[Records from a dataset]
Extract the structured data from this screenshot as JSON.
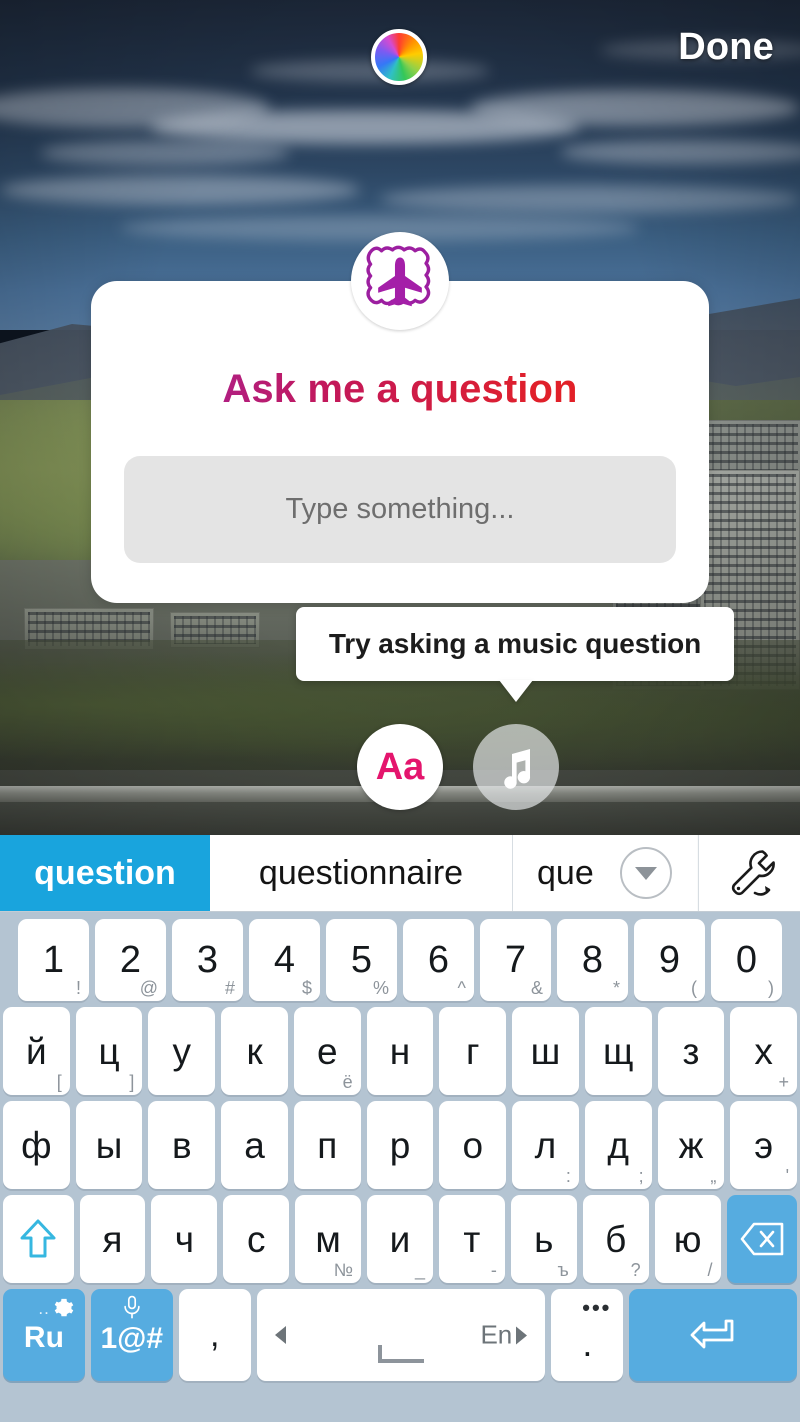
{
  "topbar": {
    "color_wheel_icon": "color-wheel-icon",
    "done_label": "Done"
  },
  "sticker": {
    "avatar_icon": "airplane-avatar-icon",
    "title": "Ask me a question",
    "input_placeholder": "Type something...",
    "title_gradient_start": "#9c27b0",
    "title_gradient_end": "#e8221a",
    "card_background": "#ffffff",
    "input_background": "#e4e4e4"
  },
  "tooltip": {
    "text": "Try asking a music question"
  },
  "modes": [
    {
      "name": "text-mode",
      "label": "Aa",
      "icon": "text-aa-icon",
      "color": "#e4156d",
      "selected": true
    },
    {
      "name": "music-mode",
      "label": "",
      "icon": "music-note-icon",
      "color": "#ffffff",
      "selected": false
    }
  ],
  "keyboard": {
    "accent_color": "#19a4dd",
    "key_blue": "#56ace0",
    "background": "#b4c4d2",
    "suggestions": [
      {
        "text": "question",
        "active": true
      },
      {
        "text": "questionnaire",
        "active": false
      },
      {
        "text": "que",
        "active": false
      }
    ],
    "expand_icon": "chevron-down-icon",
    "tools_icon": "wrench-tools-icon",
    "rows": {
      "numbers": [
        {
          "main": "1",
          "alt": "!"
        },
        {
          "main": "2",
          "alt": "@"
        },
        {
          "main": "3",
          "alt": "#"
        },
        {
          "main": "4",
          "alt": "$"
        },
        {
          "main": "5",
          "alt": "%"
        },
        {
          "main": "6",
          "alt": "^"
        },
        {
          "main": "7",
          "alt": "&"
        },
        {
          "main": "8",
          "alt": "*"
        },
        {
          "main": "9",
          "alt": "("
        },
        {
          "main": "0",
          "alt": ")"
        }
      ],
      "row1": [
        {
          "main": "й",
          "alt": "["
        },
        {
          "main": "ц",
          "alt": "]"
        },
        {
          "main": "у",
          "alt": ""
        },
        {
          "main": "к",
          "alt": ""
        },
        {
          "main": "е",
          "alt": "ё"
        },
        {
          "main": "н",
          "alt": ""
        },
        {
          "main": "г",
          "alt": ""
        },
        {
          "main": "ш",
          "alt": ""
        },
        {
          "main": "щ",
          "alt": ""
        },
        {
          "main": "з",
          "alt": ""
        },
        {
          "main": "х",
          "alt": "+"
        }
      ],
      "row2": [
        {
          "main": "ф",
          "alt": ""
        },
        {
          "main": "ы",
          "alt": ""
        },
        {
          "main": "в",
          "alt": ""
        },
        {
          "main": "а",
          "alt": ""
        },
        {
          "main": "п",
          "alt": ""
        },
        {
          "main": "р",
          "alt": ""
        },
        {
          "main": "о",
          "alt": ""
        },
        {
          "main": "л",
          "alt": ":"
        },
        {
          "main": "д",
          "alt": ";"
        },
        {
          "main": "ж",
          "alt": "„"
        },
        {
          "main": "э",
          "alt": "'"
        }
      ],
      "row3": [
        {
          "main": "я",
          "alt": ""
        },
        {
          "main": "ч",
          "alt": ""
        },
        {
          "main": "с",
          "alt": ""
        },
        {
          "main": "м",
          "alt": "№"
        },
        {
          "main": "и",
          "alt": "_"
        },
        {
          "main": "т",
          "alt": "-"
        },
        {
          "main": "ь",
          "alt": "ъ"
        },
        {
          "main": "б",
          "alt": "?"
        },
        {
          "main": "ю",
          "alt": "/"
        }
      ],
      "shift_icon": "shift-arrow-icon",
      "backspace_icon": "backspace-icon",
      "bottom": {
        "lang_label": "Ru",
        "lang_gear_icon": "gear-icon",
        "lang_dots": "..",
        "sym_label": "1@#",
        "sym_mic_icon": "microphone-icon",
        "comma_label": ",",
        "space_en_label": "En",
        "space_prev_icon": "arrow-left-icon",
        "space_next_icon": "arrow-right-icon",
        "period_label": ".",
        "period_dots": "•••",
        "enter_icon": "enter-return-icon"
      }
    }
  }
}
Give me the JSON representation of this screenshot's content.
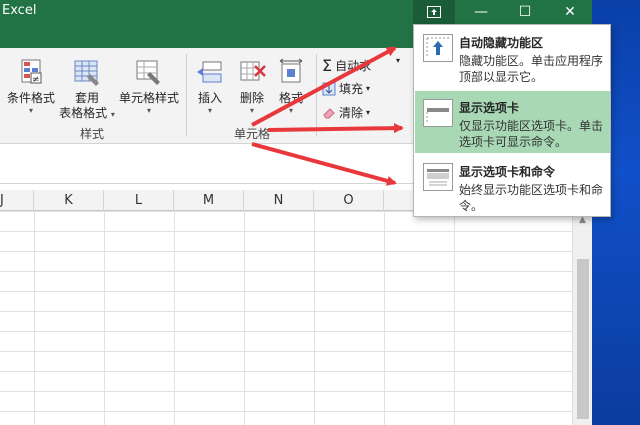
{
  "window": {
    "title": "Excel",
    "btn_ribbon_glyph": "⬆",
    "btn_min_glyph": "—",
    "btn_max_glyph": "☐",
    "btn_close_glyph": "✕"
  },
  "ribbon": {
    "styles_group": {
      "label": "样式",
      "conditional_format": "条件格式",
      "table_format_line1": "套用",
      "table_format_line2": "表格格式",
      "cell_styles": "单元格样式"
    },
    "cells_group": {
      "label": "单元格",
      "insert": "插入",
      "delete": "删除",
      "format": "格式"
    },
    "editing_group": {
      "autosum_label": "自动求",
      "fill_label": "填充",
      "clear_label": "清除",
      "autosum_glyph": "Σ",
      "caret": "▾"
    }
  },
  "columns": [
    "J",
    "K",
    "L",
    "M",
    "N",
    "O"
  ],
  "popup": {
    "items": [
      {
        "title": "自动隐藏功能区",
        "desc": "隐藏功能区。单击应用程序顶部以显示它。"
      },
      {
        "title": "显示选项卡",
        "desc": "仅显示功能区选项卡。单击选项卡可显示命令。"
      },
      {
        "title": "显示选项卡和命令",
        "desc": "始终显示功能区选项卡和命令。"
      }
    ]
  },
  "colors": {
    "titlebar": "#217346",
    "highlight": "#a9d8b5",
    "arrow": "#e8383b"
  }
}
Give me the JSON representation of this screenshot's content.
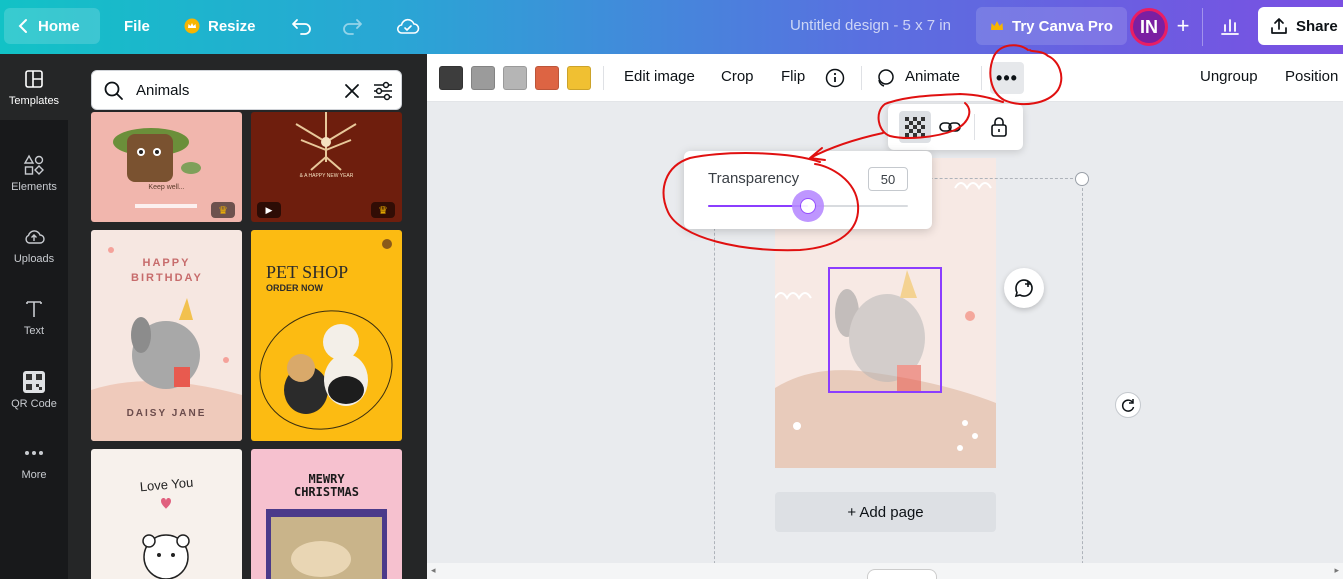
{
  "topbar": {
    "home": "Home",
    "file": "File",
    "resize": "Resize",
    "doc_title": "Untitled design - 5 x 7 in",
    "try_pro": "Try Canva Pro",
    "avatar_initials": "IN",
    "share": "Share"
  },
  "rail": {
    "items": [
      {
        "label": "Templates",
        "icon": "templates-icon"
      },
      {
        "label": "Elements",
        "icon": "elements-icon"
      },
      {
        "label": "Uploads",
        "icon": "uploads-icon"
      },
      {
        "label": "Text",
        "icon": "text-icon"
      },
      {
        "label": "QR Code",
        "icon": "qr-code-icon"
      },
      {
        "label": "More",
        "icon": "more-icon"
      }
    ]
  },
  "panel": {
    "search_value": "Animals",
    "templates": {
      "t1_text": "Keep well...",
      "t2_text": "& A HAPPY NEW YEAR",
      "t3_title": "HAPPY BIRTHDAY",
      "t3_name": "DAISY JANE",
      "t4_title": "PET SHOP",
      "t4_sub": "ORDER NOW",
      "t5_text": "Love You",
      "t6_title": "MEWRY CHRISTMAS"
    }
  },
  "context_toolbar": {
    "colors": [
      "#3d3d3d",
      "#9b9b9b",
      "#b5b5b5",
      "#dd6443",
      "#f0c032"
    ],
    "edit_image": "Edit image",
    "crop": "Crop",
    "flip": "Flip",
    "animate": "Animate",
    "ungroup": "Ungroup",
    "position": "Position"
  },
  "transparency": {
    "label": "Transparency",
    "value": "50",
    "percent": 50
  },
  "canvas": {
    "add_page": "+ Add page"
  },
  "accent": "#8b3dff",
  "annotation_color": "#e01010"
}
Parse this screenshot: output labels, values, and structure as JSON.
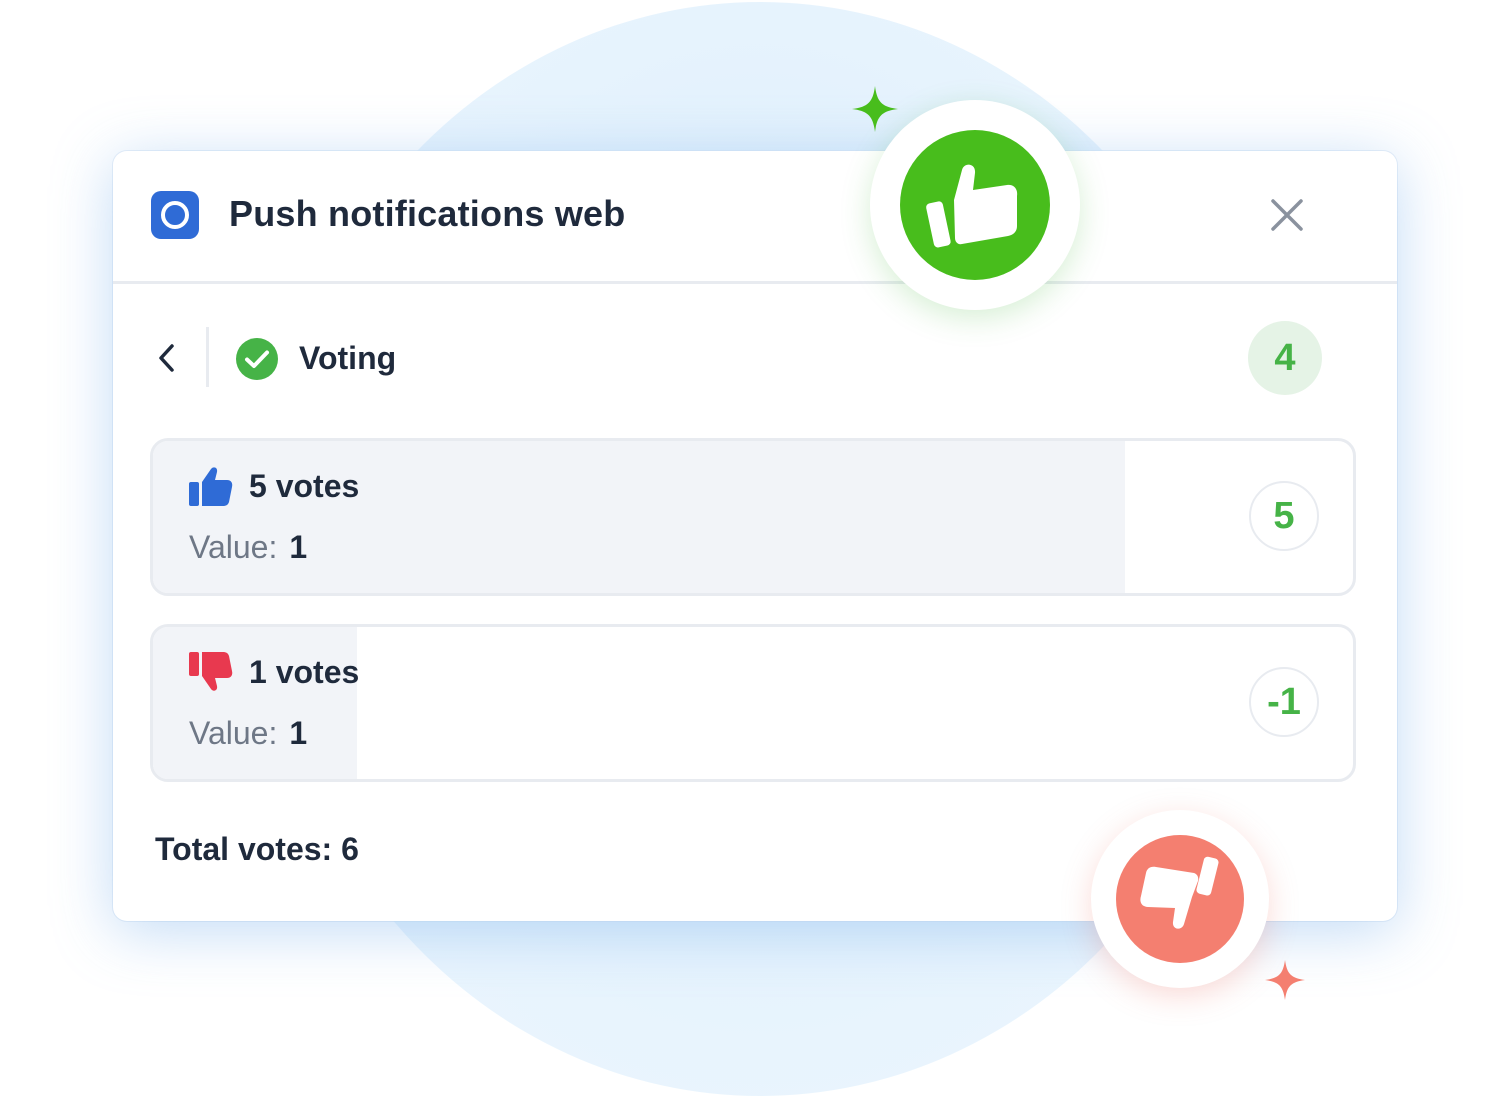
{
  "colors": {
    "accent_green": "#46b347",
    "like_green": "#48bd1c",
    "dislike_red": "#f47f70",
    "brand_blue": "#2f6bd6",
    "thumb_blue": "#2f6bd6",
    "thumb_red": "#e8394f"
  },
  "header": {
    "app_icon": "app-logo-icon",
    "title": "Push notifications web",
    "close_icon": "close-icon"
  },
  "voting": {
    "back_icon": "chevron-left-icon",
    "status_icon": "check-circle-icon",
    "title": "Voting",
    "score": "4",
    "options": [
      {
        "icon": "thumbs-up-icon",
        "votes_label": "5 votes",
        "value_label": "Value:",
        "value": "1",
        "score": "5",
        "share": 0.81
      },
      {
        "icon": "thumbs-down-icon",
        "votes_label": "1 votes",
        "value_label": "Value:",
        "value": "1",
        "score": "-1",
        "share": 0.17
      }
    ],
    "total_votes": "Total votes: 6"
  },
  "decor": {
    "like_badge_icon": "thumbs-up-icon",
    "dislike_badge_icon": "thumbs-down-icon",
    "sparkle_icon": "sparkle-icon"
  }
}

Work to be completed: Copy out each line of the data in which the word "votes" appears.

Written solution:
        "votes_label": "5 votes",
        "votes_label": "1 votes",
    "total_votes": "Total votes: 6"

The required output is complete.